Hi there, today, we’re going to talk about storytelling in job interviews, and this is one of my favorite topics! We’re going to cover three big things today.
Number one, the hero’s journey and amazing storytelling framework that you can use today.
Number two, we’ll talk about how this applies to tech sales. So while you’re out there talking to prospects customers, how you can leverage this technique.
And then number three, stay all the way to the end for this one. We’re going to talk about how this applies to your interview process because there’s a big surprise there that people often don’t think about.
If you’re a Uvaro student or a grad, you can practice these techniques in class with your career advisor or even just with your classmates because this is such a powerful technique.
The Hero’s Journey (THJ)
So, Hero’s Journey, we talk about this in class, but for those who aren’t in the program, here’s a crash course on it. You can look this up online. There’s a ton of resources about it that will help with storytelling in job interviews.
But the basic idea is every major hero’s journey, whether you’re talking about Star Wars, you’re talking about Lord of the Rings, follows this journey. And there’s a couple of key elements.
First, there’s the call to adventure. Number two, there’s that adviser, whether it’s a wizard or a Jedi master, someone who’s providing you with some of that advice, there’s that journey, the trials and tribulations, the big conflict, the eventual return. And that cycle goes around and around, so you can repeat it and go on your journey.
Now, the reason that this framework is so powerful is that so many stories follow it. So as you’re hearing and as you’re telling these stories, they’re super familiar. So we think about that journey. Whenever you’re telling a story, it’s going to help you articulate it in a concise, tight manner.
Applying THJ to tech sales
Now, how does this apply to tech sales? The way this matter is when you’re telling your own customer stories, very often you’ll be speaking to a prospect, and they’ll ask you questions like, hey, tell me about someone who has overcome these challenges just like me.
Or tell me about another company that you helped out. The big mistake sales reps make is they often make themselves or their product the hero. The reality is, the customer is the hero. Our job as sales professionals is to be that advisor.
So, no, it’s not that we overcame some big challenge for the customers. It’s that the customer had a call to adventure, a call to change. Maybe they wanted to change the way they run their HR systems or the way they run their marketing. They give a bit of advice.

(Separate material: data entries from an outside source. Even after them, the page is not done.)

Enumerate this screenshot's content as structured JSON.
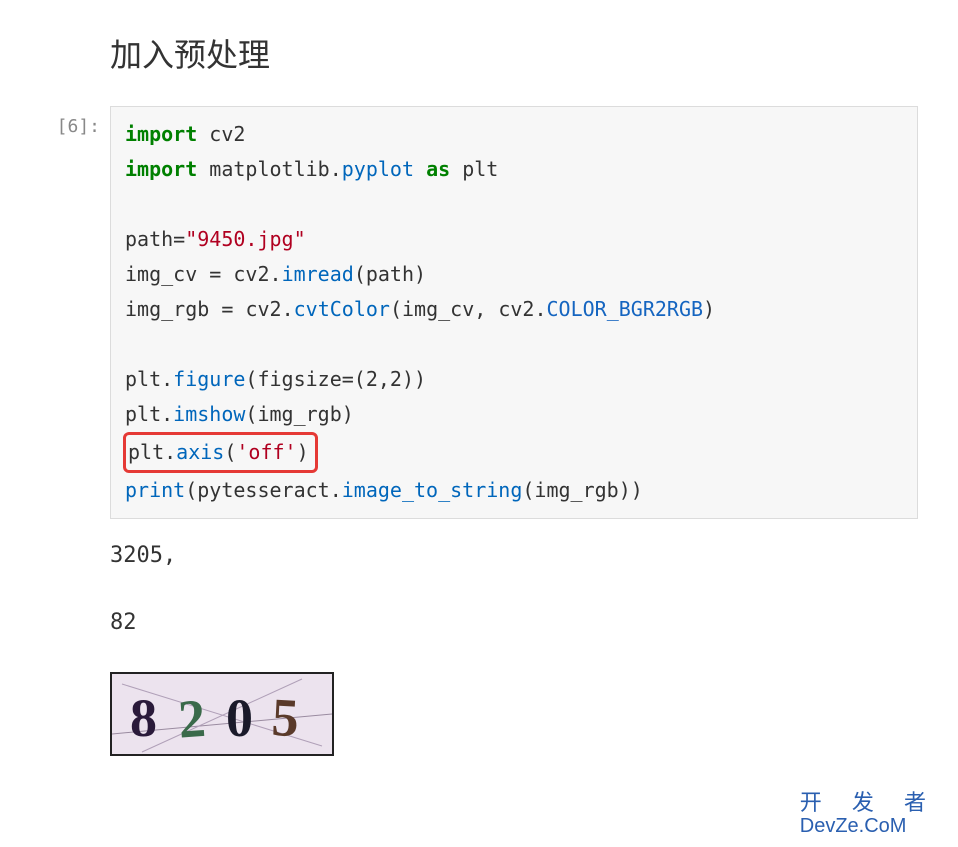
{
  "heading": "加入预处理",
  "cell": {
    "prompt": "[6]:",
    "code": {
      "kw_import1": "import",
      "mod_cv2": "cv2",
      "kw_import2": "import",
      "mod_mpl": "matplotlib",
      "func_pyplot": "pyplot",
      "kw_as": "as",
      "alias_plt": "plt",
      "var_path": "path",
      "eq1": "=",
      "str_path": "\"9450.jpg\"",
      "var_imgcv": "img_cv",
      "eq2": "=",
      "cv2_a": "cv2",
      "func_imread": "imread",
      "arg_path": "(path)",
      "var_imgrgb": "img_rgb",
      "eq3": "=",
      "cv2_b": "cv2",
      "func_cvtcolor": "cvtColor",
      "open_p": "(",
      "arg_imgcv": "img_cv",
      "comma1": ", ",
      "cv2_c": "cv2",
      "const_bgr2rgb": "COLOR_BGR2RGB",
      "close_p": ")",
      "plt1": "plt",
      "func_figure": "figure",
      "figargs": "(figsize=(2,2))",
      "plt2": "plt",
      "func_imshow": "imshow",
      "imshowargs": "(img_rgb)",
      "plt3": "plt",
      "func_axis": "axis",
      "open_p2": "(",
      "str_off": "'off'",
      "close_p2": ")",
      "func_print": "print",
      "open_p3": "(",
      "pytess": "pytesseract",
      "func_img2str": "image_to_string",
      "arg_imgrgb": "(img_rgb)",
      "close_p3": ")"
    }
  },
  "output": {
    "line1": "3205,",
    "line2": "82"
  },
  "captcha": {
    "text": "8205"
  },
  "watermark": {
    "cn": "开 发 者",
    "en": "DevZe.CoM"
  }
}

In this case, you’re Yoda, you’re the wizard. You’re providing them with some insights, maybe a tool, a way to help them out. They’ve got to go through the implementation, the change. They’ve got to overcome it. And eventually, they get to a new normal where life, the business processes are better.
So super important, when you think about the hero’s journey, the customer is the hero. You’re just the sage, the wizard, the one offering a bit of advice.
Applying THJ to job interviews
But what does this mean when you’re interviewing? How does storytelling in job interviews work?
Now, this is the killer tip. Very often, you’re going to get asked questions like tell me about a time you overcame a challenge. Tell me about something that you solved. Any of these questions make it so easy to put yourself in the position of the hero. But if you think about putting the company, their customer or the hiring manager in the role of the hero, it’s going to make a worldly difference.
Let’s pick a simple example. Tell us about a time when you had to overcome a difficult sales quota. You’re behind, and you need to make up that difference. It’s really easy to position yourself as the hero accomplishing that. But if you take a moment to pause and think about what does this mean to the hiring manager, what does this mean to the company, that’s we’ll have a much more compelling story.
You could speak about how the company was raising targets because they wanted to grow more. That was a challenge for you. But you were able to provide some new leads, some new deals. You helped get them over the line. But what it meant is the company can grow further and have a bigger impact on their next quarter or framing in the minds of the customers.
Tell me a time when you overcame a challenge you could talk about a really difficult customer you were working with. But if you frame it up as yourself as the hero, you’re missing the bigger impact. If you told that story instead about a customer who was struggling with a challenge or providing with some advice, they couldn’t quite figure out how to make it work, and you had to keep coaching them. But eventually, they had a breakthrough. They realized those benefits. They had great success.
The company generated revenues focusing on that higher-order benefit to the customer, the company, the hiring manager helps frame up your hiring, not just in terms of what it is for you as the employee, but in terms of what’s in it for them as a company, because ultimately they want to be that hero. They want to have that success. And when they hear those words coming from you about how your past customers, your past companies have had success, that frames you up for more success with them.
If you have any other suggestions or thoughts or ideas on how you can leverage the hero’s journey, how you can use customer stories and storytelling in your interview or your sales process, we’d love to hear, toss some comments below. And as always, please be sure to hit like, hit subscribe that always helps out. In the meantime, good luck storytelling in job interviews, and we’ll chat soon. And happy selling.